Start of Block

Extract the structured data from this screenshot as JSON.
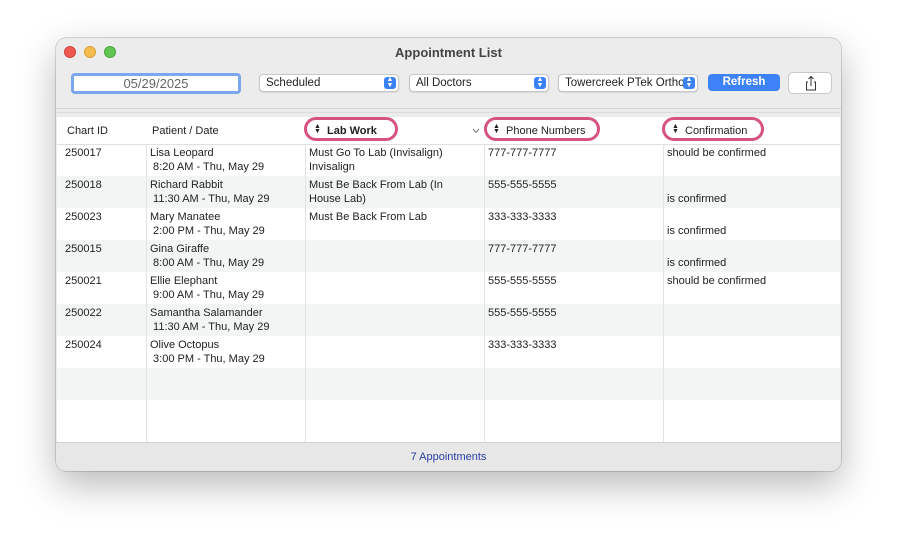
{
  "window": {
    "title": "Appointment List"
  },
  "toolbar": {
    "date": "05/29/2025",
    "status_select": "Scheduled",
    "doctor_select": "All Doctors",
    "location_select": "Towercreek PTek Ortho",
    "refresh_label": "Refresh",
    "share_icon": "share-icon"
  },
  "table": {
    "headers": {
      "chart_id": "Chart ID",
      "patient_date": "Patient / Date",
      "lab_work": "Lab Work",
      "phone": "Phone Numbers",
      "confirmation": "Confirmation"
    },
    "rows": [
      {
        "chart_id": "250017",
        "patient": "Lisa Leopard",
        "time": " 8:20 AM - Thu, May 29",
        "lab": "Must Go To Lab (Invisalign)\nInvisalign",
        "phone": "777-777-7777",
        "confirm": "should be confirmed",
        "confirm_pos": "top"
      },
      {
        "chart_id": "250018",
        "patient": "Richard Rabbit",
        "time": " 11:30 AM - Thu, May 29",
        "lab": "Must Be Back From Lab (In\nHouse Lab)",
        "phone": "555-555-5555",
        "confirm": "is confirmed",
        "confirm_pos": "bottom"
      },
      {
        "chart_id": "250023",
        "patient": "Mary Manatee",
        "time": " 2:00 PM - Thu, May 29",
        "lab": "Must Be Back From Lab",
        "phone": "333-333-3333",
        "confirm": "is confirmed",
        "confirm_pos": "bottom"
      },
      {
        "chart_id": "250015",
        "patient": "Gina Giraffe",
        "time": " 8:00 AM - Thu, May 29",
        "lab": "",
        "phone": "777-777-7777",
        "confirm": "is confirmed",
        "confirm_pos": "bottom"
      },
      {
        "chart_id": "250021",
        "patient": "Ellie Elephant",
        "time": " 9:00 AM - Thu, May 29",
        "lab": "",
        "phone": "555-555-5555",
        "confirm": "should be confirmed",
        "confirm_pos": "top"
      },
      {
        "chart_id": "250022",
        "patient": "Samantha Salamander",
        "time": " 11:30 AM - Thu, May 29",
        "lab": "",
        "phone": "555-555-5555",
        "confirm": "",
        "confirm_pos": "top"
      },
      {
        "chart_id": "250024",
        "patient": "Olive Octopus",
        "time": " 3:00 PM - Thu, May 29",
        "lab": "",
        "phone": "333-333-3333",
        "confirm": "",
        "confirm_pos": "top"
      }
    ]
  },
  "footer": {
    "count_label": "7 Appointments"
  }
}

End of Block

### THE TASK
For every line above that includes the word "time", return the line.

### WRITTEN RESPONSE
        "time": " 8:20 AM - Thu, May 29",
        "time": " 11:30 AM - Thu, May 29",
        "time": " 2:00 PM - Thu, May 29",
        "time": " 8:00 AM - Thu, May 29",
        "time": " 9:00 AM - Thu, May 29",
        "time": " 11:30 AM - Thu, May 29",
        "time": " 3:00 PM - Thu, May 29",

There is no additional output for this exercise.